== PROBLEM REQUIREMENTS ==
Pull every line containing "false" from the entries.

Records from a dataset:
# # #

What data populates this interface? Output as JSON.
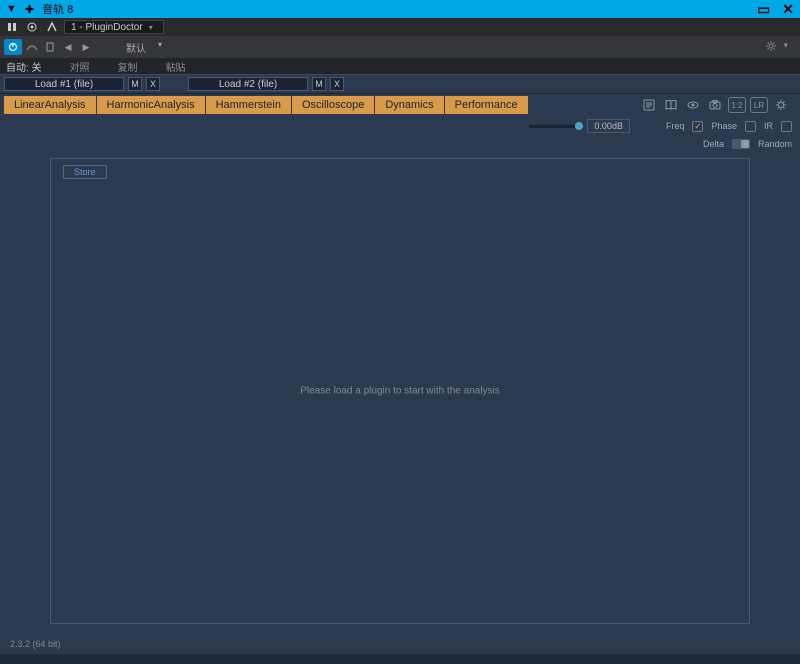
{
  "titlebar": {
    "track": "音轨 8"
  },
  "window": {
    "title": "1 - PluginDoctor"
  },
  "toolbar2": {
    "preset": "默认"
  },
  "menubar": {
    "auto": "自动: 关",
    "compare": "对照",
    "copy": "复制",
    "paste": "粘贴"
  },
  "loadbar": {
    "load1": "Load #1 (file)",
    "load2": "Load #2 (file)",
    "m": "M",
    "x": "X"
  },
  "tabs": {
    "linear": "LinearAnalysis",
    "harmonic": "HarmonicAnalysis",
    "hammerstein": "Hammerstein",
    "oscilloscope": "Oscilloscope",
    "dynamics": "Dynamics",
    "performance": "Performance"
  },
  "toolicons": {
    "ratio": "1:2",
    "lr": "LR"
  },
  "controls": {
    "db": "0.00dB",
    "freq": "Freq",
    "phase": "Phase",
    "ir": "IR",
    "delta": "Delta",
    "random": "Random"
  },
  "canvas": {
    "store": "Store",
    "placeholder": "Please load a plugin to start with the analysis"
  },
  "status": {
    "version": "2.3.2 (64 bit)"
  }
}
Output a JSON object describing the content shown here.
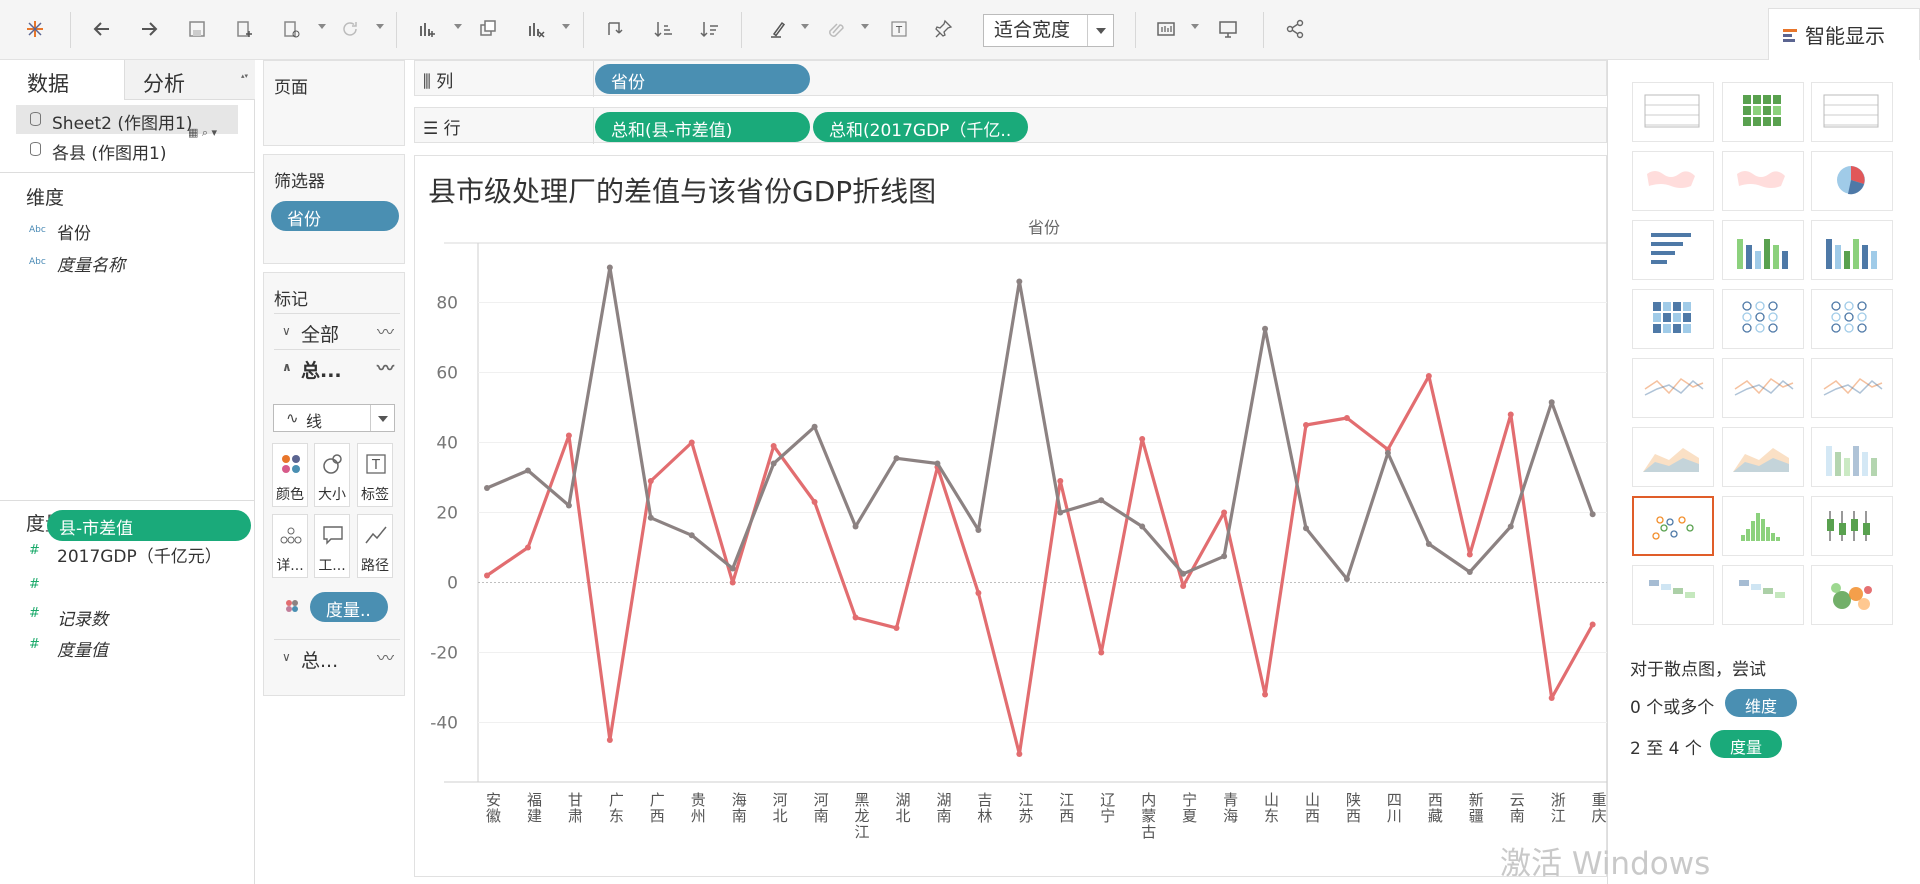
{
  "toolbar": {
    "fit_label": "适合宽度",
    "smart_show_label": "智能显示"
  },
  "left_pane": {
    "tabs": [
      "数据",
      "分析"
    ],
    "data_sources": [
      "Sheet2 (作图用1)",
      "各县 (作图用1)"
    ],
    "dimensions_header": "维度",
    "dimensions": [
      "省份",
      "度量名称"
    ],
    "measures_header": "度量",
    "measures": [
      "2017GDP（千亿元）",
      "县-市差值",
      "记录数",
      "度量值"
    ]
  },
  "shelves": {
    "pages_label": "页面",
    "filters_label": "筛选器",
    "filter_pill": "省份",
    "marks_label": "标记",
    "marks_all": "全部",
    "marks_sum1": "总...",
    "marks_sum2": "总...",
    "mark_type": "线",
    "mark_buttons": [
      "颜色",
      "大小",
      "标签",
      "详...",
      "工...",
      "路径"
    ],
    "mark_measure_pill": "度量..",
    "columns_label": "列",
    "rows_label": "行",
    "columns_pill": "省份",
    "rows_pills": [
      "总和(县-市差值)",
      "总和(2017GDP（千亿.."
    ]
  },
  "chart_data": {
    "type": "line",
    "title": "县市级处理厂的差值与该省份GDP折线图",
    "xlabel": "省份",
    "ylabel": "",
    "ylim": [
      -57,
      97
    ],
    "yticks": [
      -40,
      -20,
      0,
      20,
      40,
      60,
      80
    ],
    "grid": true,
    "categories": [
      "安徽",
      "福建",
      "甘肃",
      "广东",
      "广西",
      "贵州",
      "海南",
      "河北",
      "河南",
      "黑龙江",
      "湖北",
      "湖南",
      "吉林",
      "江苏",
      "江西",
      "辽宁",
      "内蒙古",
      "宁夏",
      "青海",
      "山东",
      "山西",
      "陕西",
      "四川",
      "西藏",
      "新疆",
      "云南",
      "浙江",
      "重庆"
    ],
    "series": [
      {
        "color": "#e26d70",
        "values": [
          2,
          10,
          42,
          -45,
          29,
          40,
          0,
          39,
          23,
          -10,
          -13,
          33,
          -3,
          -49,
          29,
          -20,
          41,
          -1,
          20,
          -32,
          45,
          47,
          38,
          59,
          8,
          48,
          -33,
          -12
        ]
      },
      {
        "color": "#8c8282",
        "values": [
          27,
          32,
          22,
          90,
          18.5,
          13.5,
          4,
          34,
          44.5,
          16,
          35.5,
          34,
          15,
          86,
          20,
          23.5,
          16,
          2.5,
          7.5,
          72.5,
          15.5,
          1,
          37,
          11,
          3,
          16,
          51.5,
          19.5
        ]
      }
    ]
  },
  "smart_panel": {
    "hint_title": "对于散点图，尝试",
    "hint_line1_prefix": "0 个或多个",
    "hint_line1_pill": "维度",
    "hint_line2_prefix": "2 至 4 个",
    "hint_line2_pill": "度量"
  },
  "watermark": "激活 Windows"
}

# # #

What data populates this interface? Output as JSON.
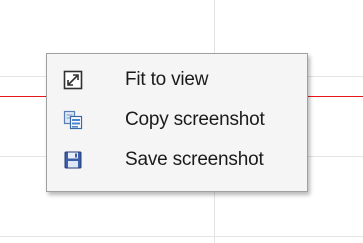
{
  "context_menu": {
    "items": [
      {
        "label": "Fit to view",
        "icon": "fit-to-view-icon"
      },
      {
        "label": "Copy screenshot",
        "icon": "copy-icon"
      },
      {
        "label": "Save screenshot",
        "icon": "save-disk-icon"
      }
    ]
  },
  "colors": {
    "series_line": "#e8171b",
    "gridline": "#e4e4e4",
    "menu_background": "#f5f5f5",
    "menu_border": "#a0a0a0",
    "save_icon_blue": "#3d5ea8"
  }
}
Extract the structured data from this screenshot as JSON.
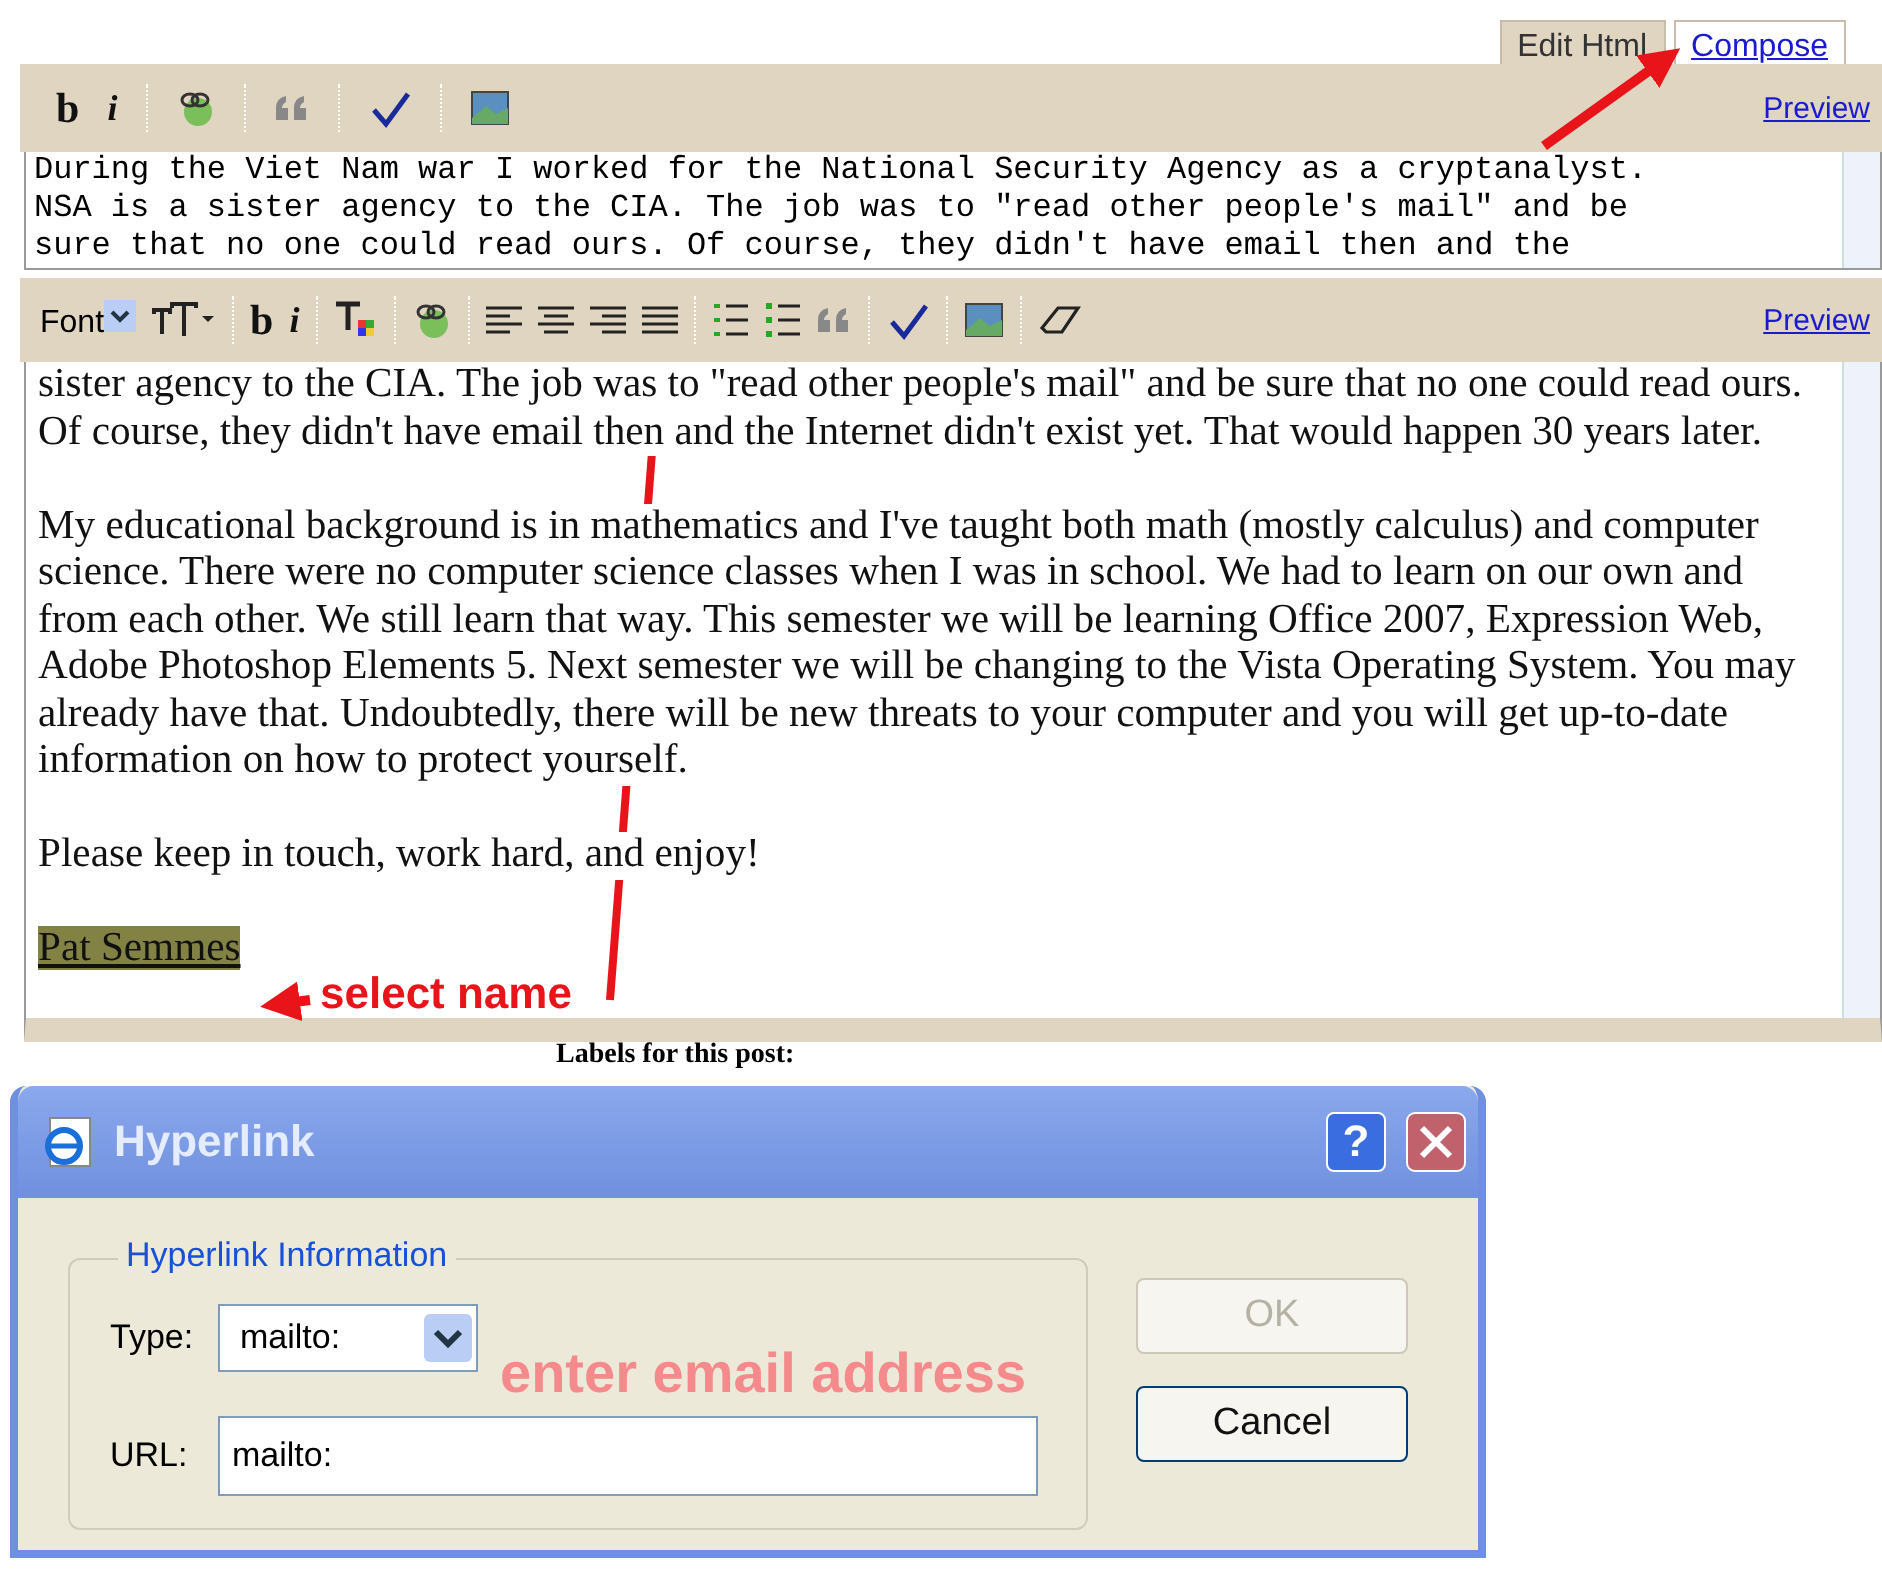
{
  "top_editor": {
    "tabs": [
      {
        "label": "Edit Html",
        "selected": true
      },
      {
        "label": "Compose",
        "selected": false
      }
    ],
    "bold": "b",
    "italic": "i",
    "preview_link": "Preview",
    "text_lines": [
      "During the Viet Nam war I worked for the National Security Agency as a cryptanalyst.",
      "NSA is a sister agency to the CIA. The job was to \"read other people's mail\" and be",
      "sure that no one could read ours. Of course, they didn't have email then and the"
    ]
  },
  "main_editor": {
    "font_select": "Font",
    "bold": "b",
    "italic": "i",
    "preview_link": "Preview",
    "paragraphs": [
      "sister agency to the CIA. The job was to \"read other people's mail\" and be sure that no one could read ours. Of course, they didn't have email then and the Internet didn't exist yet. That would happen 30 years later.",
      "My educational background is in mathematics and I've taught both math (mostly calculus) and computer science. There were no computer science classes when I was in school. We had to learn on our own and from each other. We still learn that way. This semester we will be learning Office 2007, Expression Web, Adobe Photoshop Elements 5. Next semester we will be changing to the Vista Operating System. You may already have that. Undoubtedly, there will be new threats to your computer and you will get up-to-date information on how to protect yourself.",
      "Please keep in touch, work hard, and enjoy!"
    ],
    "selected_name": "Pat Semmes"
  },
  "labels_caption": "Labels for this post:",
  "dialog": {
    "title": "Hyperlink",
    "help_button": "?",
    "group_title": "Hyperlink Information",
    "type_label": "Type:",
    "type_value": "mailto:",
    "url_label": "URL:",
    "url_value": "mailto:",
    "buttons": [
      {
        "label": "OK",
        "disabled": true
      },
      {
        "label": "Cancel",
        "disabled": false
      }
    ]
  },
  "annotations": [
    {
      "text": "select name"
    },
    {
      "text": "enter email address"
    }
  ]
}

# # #

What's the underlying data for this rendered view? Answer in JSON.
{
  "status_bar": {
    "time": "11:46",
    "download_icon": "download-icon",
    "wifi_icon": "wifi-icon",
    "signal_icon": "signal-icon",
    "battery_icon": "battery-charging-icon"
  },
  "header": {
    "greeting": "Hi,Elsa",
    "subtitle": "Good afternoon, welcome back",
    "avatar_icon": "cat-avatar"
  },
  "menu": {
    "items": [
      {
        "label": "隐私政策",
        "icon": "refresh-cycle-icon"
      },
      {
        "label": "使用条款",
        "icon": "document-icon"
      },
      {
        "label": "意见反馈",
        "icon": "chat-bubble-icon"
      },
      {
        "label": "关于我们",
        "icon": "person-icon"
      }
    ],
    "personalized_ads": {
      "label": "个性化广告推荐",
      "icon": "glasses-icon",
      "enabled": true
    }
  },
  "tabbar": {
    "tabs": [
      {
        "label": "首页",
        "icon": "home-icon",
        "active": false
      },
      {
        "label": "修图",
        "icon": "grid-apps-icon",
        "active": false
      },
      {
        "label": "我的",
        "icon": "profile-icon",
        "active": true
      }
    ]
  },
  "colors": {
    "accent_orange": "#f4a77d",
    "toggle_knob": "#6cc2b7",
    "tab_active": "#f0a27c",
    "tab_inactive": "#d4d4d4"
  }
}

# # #

== EXERCISE RESULT ==
        "selected": false
        "disabled": false
        "active": false
        "active": false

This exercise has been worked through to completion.